··· SUPPLIED RECORDS
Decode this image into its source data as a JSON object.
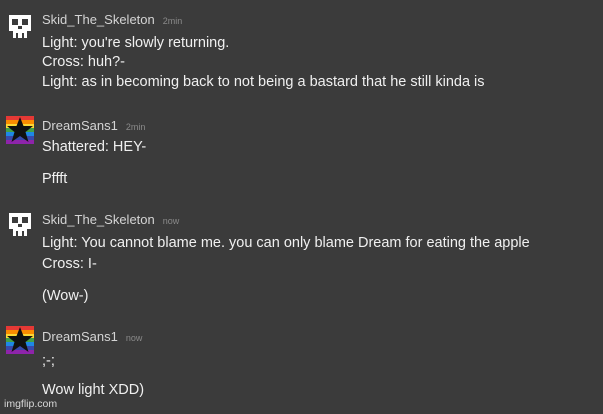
{
  "chat": {
    "messages": [
      {
        "username": "Skid_The_Skeleton",
        "timestamp": "2min",
        "avatar": "skull-icon",
        "lines": [
          "Light: you're slowly returning.",
          "Cross: huh?-",
          "Light: as in becoming back to not being a bastard that he still kinda is"
        ]
      },
      {
        "username": "DreamSans1",
        "timestamp": "2min",
        "avatar": "rainbow-star-icon",
        "lines": [
          "Shattered: HEY-",
          "Pffft"
        ]
      },
      {
        "username": "Skid_The_Skeleton",
        "timestamp": "now",
        "avatar": "skull-icon",
        "lines": [
          "Light: You cannot blame me. you can only blame Dream for eating the apple",
          "Cross: I-",
          "(Wow-)"
        ]
      },
      {
        "username": "DreamSans1",
        "timestamp": "now",
        "avatar": "rainbow-star-icon",
        "lines": [
          ";-;",
          "Wow light XDD)"
        ]
      }
    ]
  },
  "watermark": "imgflip.com",
  "colors": {
    "background": "#3b3b3b",
    "username": "#d4d4d4",
    "timestamp": "#8a8a8a",
    "message_text": "#f0f0f0"
  }
}
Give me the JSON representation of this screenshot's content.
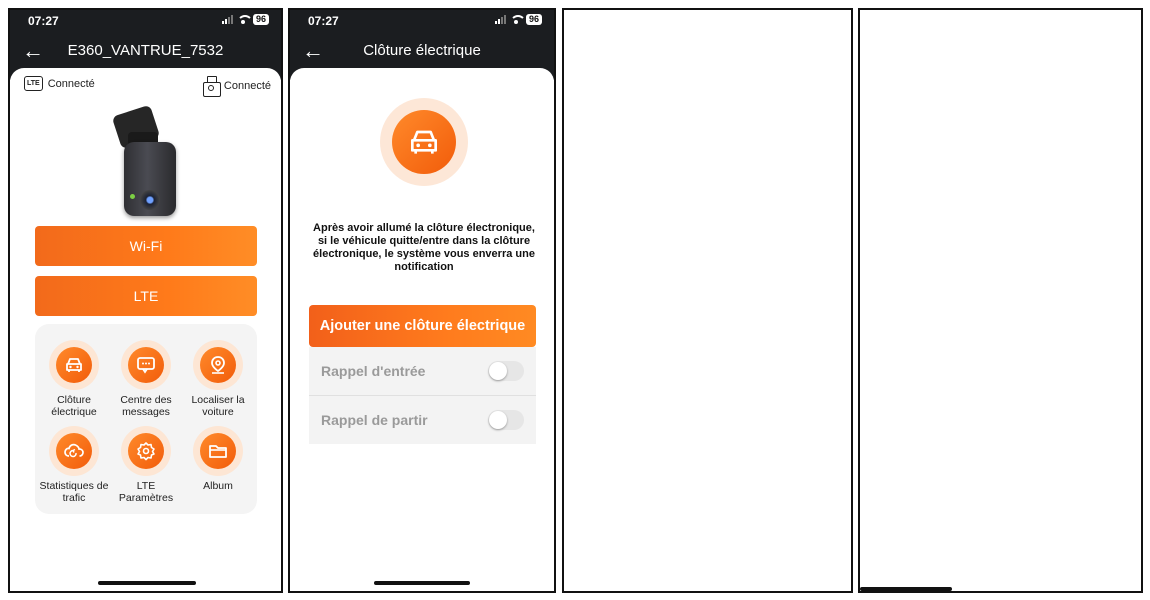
{
  "screen1": {
    "status": {
      "time": "07:27",
      "battery": "96"
    },
    "nav": {
      "title": "E360_VANTRUE_7532",
      "back_icon": "arrow-left-icon"
    },
    "connections": [
      {
        "icon": "lte-icon",
        "badge": "LTE",
        "label": "Connecté"
      },
      {
        "icon": "dashcam-icon",
        "label": "Connecté"
      }
    ],
    "buttons": {
      "wifi": "Wi-Fi",
      "lte": "LTE"
    },
    "tiles": [
      {
        "icon": "car-icon",
        "label": "Clôture électrique"
      },
      {
        "icon": "message-icon",
        "label": "Centre des messages"
      },
      {
        "icon": "location-pin-icon",
        "label": "Localiser la voiture"
      },
      {
        "icon": "cloud-sync-icon",
        "label": "Statistiques de trafic"
      },
      {
        "icon": "settings-gear-icon",
        "label": "LTE Paramètres"
      },
      {
        "icon": "folder-icon",
        "label": "Album"
      }
    ]
  },
  "screen2": {
    "status": {
      "time": "07:27",
      "battery": "96"
    },
    "nav": {
      "title": "Clôture électrique",
      "back_icon": "arrow-left-icon"
    },
    "hero_icon": "car-icon",
    "description": "Après avoir allumé la clôture électronique, si le véhicule quitte/entre dans la clôture électronique, le système vous enverra une notification",
    "add_button": "Ajouter une clôture électrique",
    "options": [
      {
        "label": "Rappel d'entrée",
        "enabled": false
      },
      {
        "label": "Rappel de partir",
        "enabled": false
      }
    ]
  },
  "colors": {
    "accent": "#f26a1b",
    "dark_bar": "#1b1d20",
    "tile_bg": "#f4f4f4"
  }
}
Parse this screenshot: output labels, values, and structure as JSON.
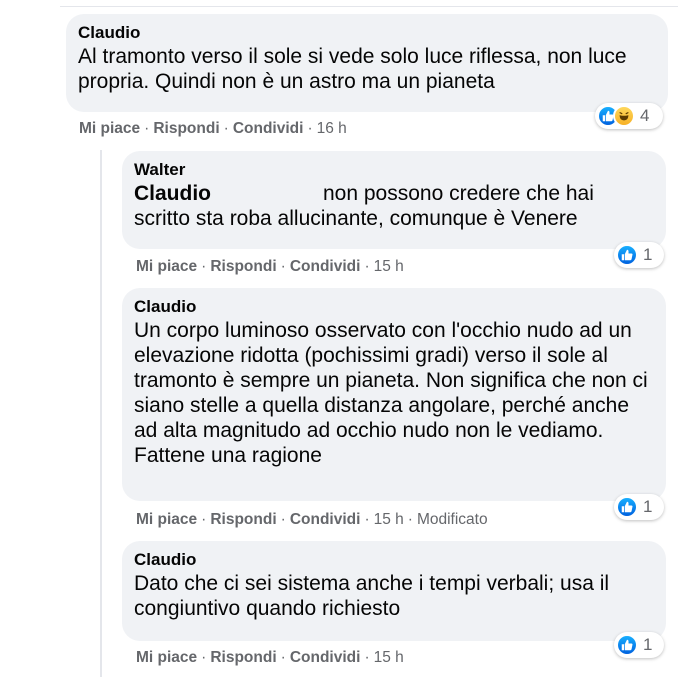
{
  "comments": [
    {
      "author": "Claudio",
      "text": "Al tramonto verso il sole si vede solo luce riflessa, non luce propria. Quindi non è un astro ma un pianeta",
      "like": "Mi piace",
      "reply": "Rispondi",
      "share": "Condividi",
      "time": "16 h",
      "edited": "",
      "reaction_count": "4",
      "reaction_icons": [
        "like-icon",
        "haha-icon"
      ]
    },
    {
      "author": "Walter",
      "mention": "Claudio",
      "text": "non possono credere che hai scritto sta roba allucinante, comunque è Venere",
      "like": "Mi piace",
      "reply": "Rispondi",
      "share": "Condividi",
      "time": "15 h",
      "edited": "",
      "reaction_count": "1",
      "reaction_icons": [
        "like-icon"
      ]
    },
    {
      "author": "Claudio",
      "text": "Un corpo luminoso osservato con l'occhio nudo ad un elevazione ridotta (pochissimi gradi) verso il sole al tramonto è sempre un pianeta. Non significa che non ci siano stelle a quella distanza angolare, perché anche ad alta magnitudo ad occhio nudo non le vediamo. Fattene una ragione",
      "like": "Mi piace",
      "reply": "Rispondi",
      "share": "Condividi",
      "time": "15 h",
      "edited": "Modificato",
      "reaction_count": "1",
      "reaction_icons": [
        "like-icon"
      ]
    },
    {
      "author": "Claudio",
      "text": "Dato che ci sei sistema anche i tempi verbali; usa il congiuntivo quando richiesto",
      "like": "Mi piace",
      "reply": "Rispondi",
      "share": "Condividi",
      "time": "15 h",
      "edited": "",
      "reaction_count": "1",
      "reaction_icons": [
        "like-icon"
      ]
    }
  ],
  "separator": "·",
  "colors": {
    "bubble": "#f0f2f5",
    "meta": "#65676b",
    "like_blue": "#1877f2",
    "haha_yellow": "#f7b125"
  }
}
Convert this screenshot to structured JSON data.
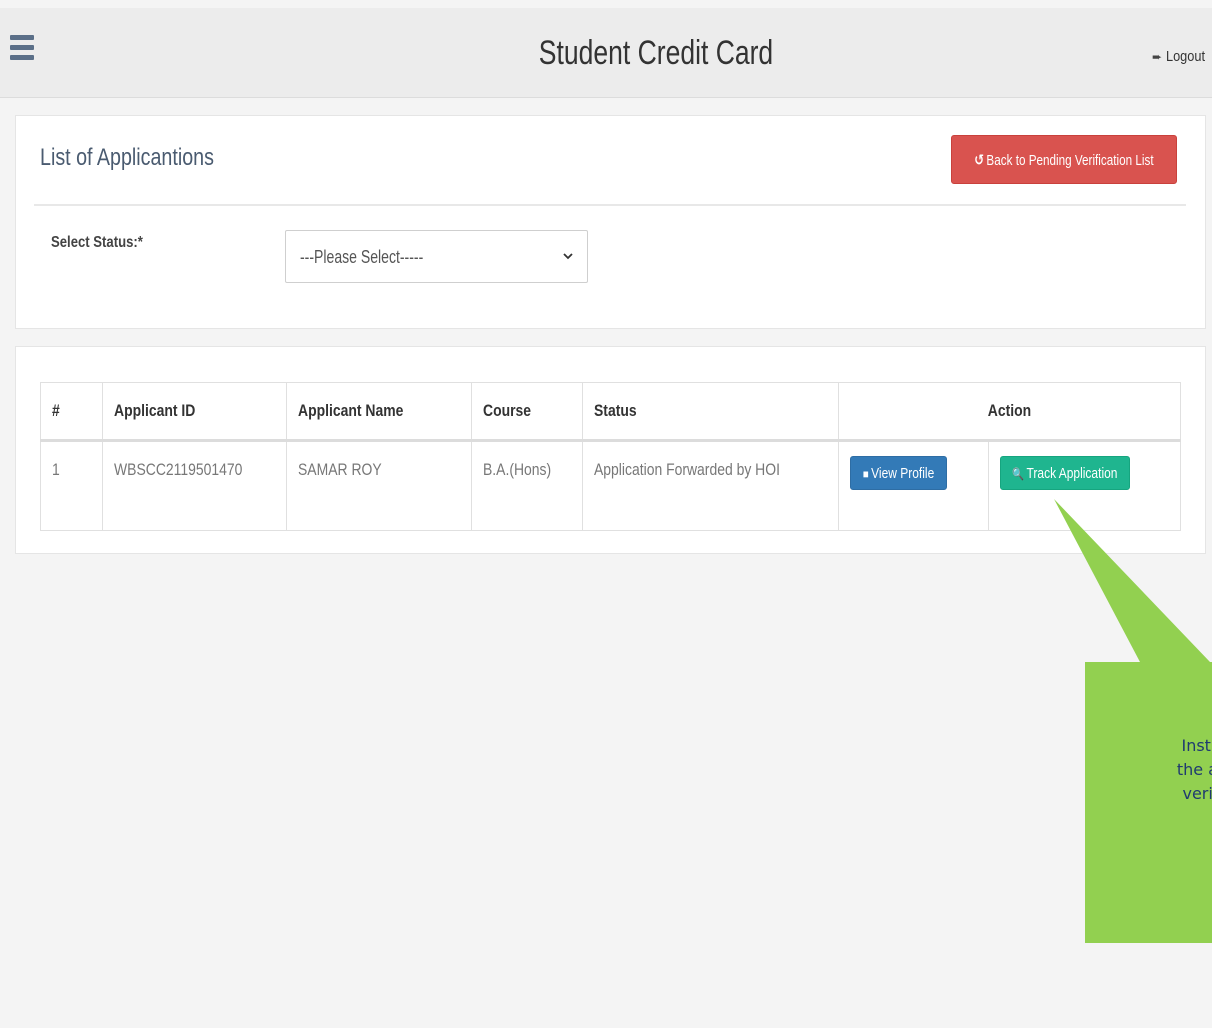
{
  "header": {
    "title": "Student Credit Card",
    "menu_icon": "hamburger-menu-icon",
    "logout_label": "Logout",
    "logout_icon": "sign-out-icon"
  },
  "filter_panel": {
    "title": "List of Applicantions",
    "back_button_label": "Back to Pending Verification List",
    "back_button_icon": "undo-icon",
    "status_label": "Select Status:*",
    "status_select_value": "---Please Select-----"
  },
  "table": {
    "columns": [
      "#",
      "Applicant ID",
      "Applicant Name",
      "Course",
      "Status",
      "Action"
    ],
    "rows": [
      {
        "index": "1",
        "applicant_id": "WBSCC2119501470",
        "applicant_name": "SAMAR ROY",
        "course": "B.A.(Hons)",
        "status": "Application Forwarded by HOI",
        "view_profile_label": "View Profile",
        "track_application_label": "Track Application"
      }
    ]
  },
  "callout": {
    "lines": [
      "Instituti",
      "the appli",
      "verifica"
    ],
    "color": "#92d050"
  },
  "colors": {
    "danger": "#d9534f",
    "primary": "#337ab7",
    "success": "#1fb58f"
  }
}
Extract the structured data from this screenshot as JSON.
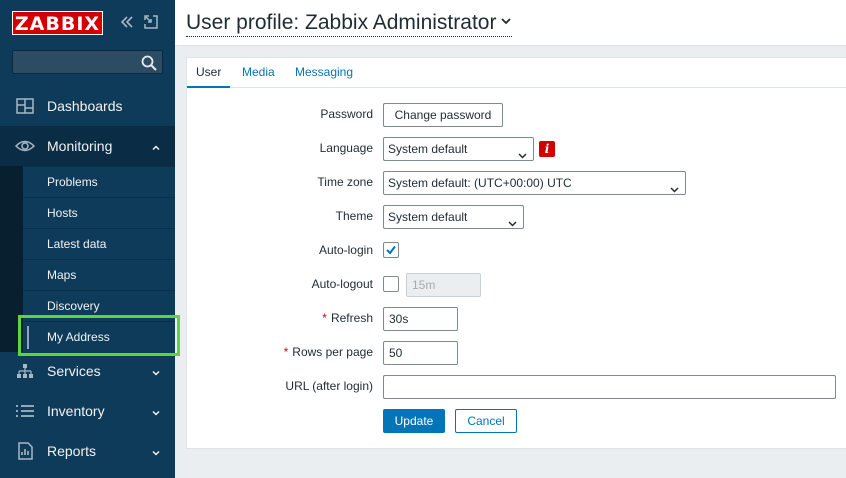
{
  "sidebar": {
    "logo": "ZABBIX",
    "search_placeholder": "",
    "nav": {
      "dashboards": "Dashboards",
      "monitoring": "Monitoring",
      "services": "Services",
      "inventory": "Inventory",
      "reports": "Reports"
    },
    "monitoring_sub": {
      "problems": "Problems",
      "hosts": "Hosts",
      "latest_data": "Latest data",
      "maps": "Maps",
      "discovery": "Discovery",
      "my_address": "My Address"
    }
  },
  "header": {
    "title": "User profile: Zabbix Administrator"
  },
  "tabs": {
    "user": "User",
    "media": "Media",
    "messaging": "Messaging"
  },
  "form": {
    "password_label": "Password",
    "change_password_button": "Change password",
    "language_label": "Language",
    "language_value": "System default",
    "timezone_label": "Time zone",
    "timezone_value": "System default: (UTC+00:00) UTC",
    "theme_label": "Theme",
    "theme_value": "System default",
    "autologin_label": "Auto-login",
    "autologin_checked": true,
    "autologout_label": "Auto-logout",
    "autologout_checked": false,
    "autologout_value": "15m",
    "refresh_label": "Refresh",
    "refresh_value": "30s",
    "rows_label": "Rows per page",
    "rows_value": "50",
    "url_label": "URL (after login)",
    "url_value": "",
    "required_mark": "*",
    "info_glyph": "i"
  },
  "actions": {
    "update": "Update",
    "cancel": "Cancel"
  },
  "colors": {
    "sidebar_bg": "#0e3b5a",
    "accent": "#0275b8",
    "logo_red": "#d40000",
    "highlight_green": "#59d83c"
  },
  "icons": {
    "collapse": "double-chevron-left-icon",
    "kiosk": "fullscreen-icon",
    "search": "search-icon",
    "dashboards": "dashboard-icon",
    "monitoring": "eye-icon",
    "services": "hierarchy-icon",
    "inventory": "list-icon",
    "reports": "report-icon"
  }
}
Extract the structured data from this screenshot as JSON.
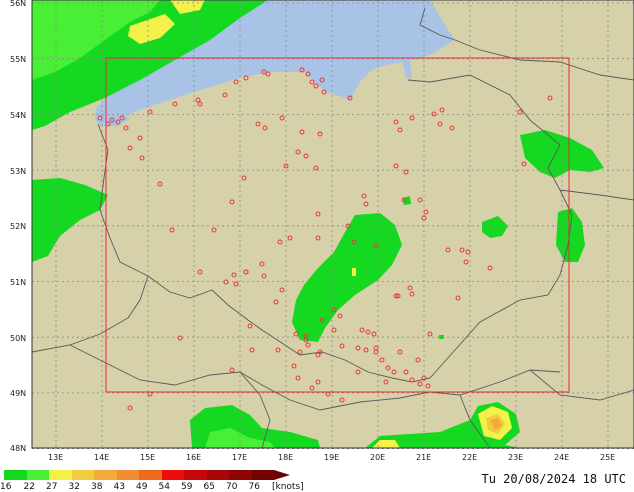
{
  "map": {
    "lat_labels": [
      "56N",
      "55N",
      "54N",
      "53N",
      "52N",
      "51N",
      "50N",
      "49N",
      "48N"
    ],
    "lon_labels": [
      "13E",
      "14E",
      "15E",
      "16E",
      "17E",
      "18E",
      "19E",
      "20E",
      "21E",
      "22E",
      "23E",
      "24E",
      "25E"
    ],
    "colors": {
      "land": "#d6d1a9",
      "sea": "#a9c3e7",
      "grid": "#8a8a8a",
      "border": "#5a5a5a",
      "domain_box": "#e23030",
      "station": "#e8383a"
    }
  },
  "legend": {
    "values": [
      "16",
      "22",
      "27",
      "32",
      "38",
      "43",
      "49",
      "54",
      "59",
      "65",
      "70",
      "76"
    ],
    "unit": "[knots]",
    "colors": [
      "#15d820",
      "#48ef35",
      "#f4f24a",
      "#f2cc40",
      "#f3aa3a",
      "#f28c30",
      "#ee6a1d",
      "#ec0c0c",
      "#c80808",
      "#a80606",
      "#8c0404",
      "#700202"
    ]
  },
  "timestamp": "Tu 20/08/2024 18 UTC"
}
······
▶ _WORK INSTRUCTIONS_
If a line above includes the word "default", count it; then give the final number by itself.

▶ _ANSWER BOX_
3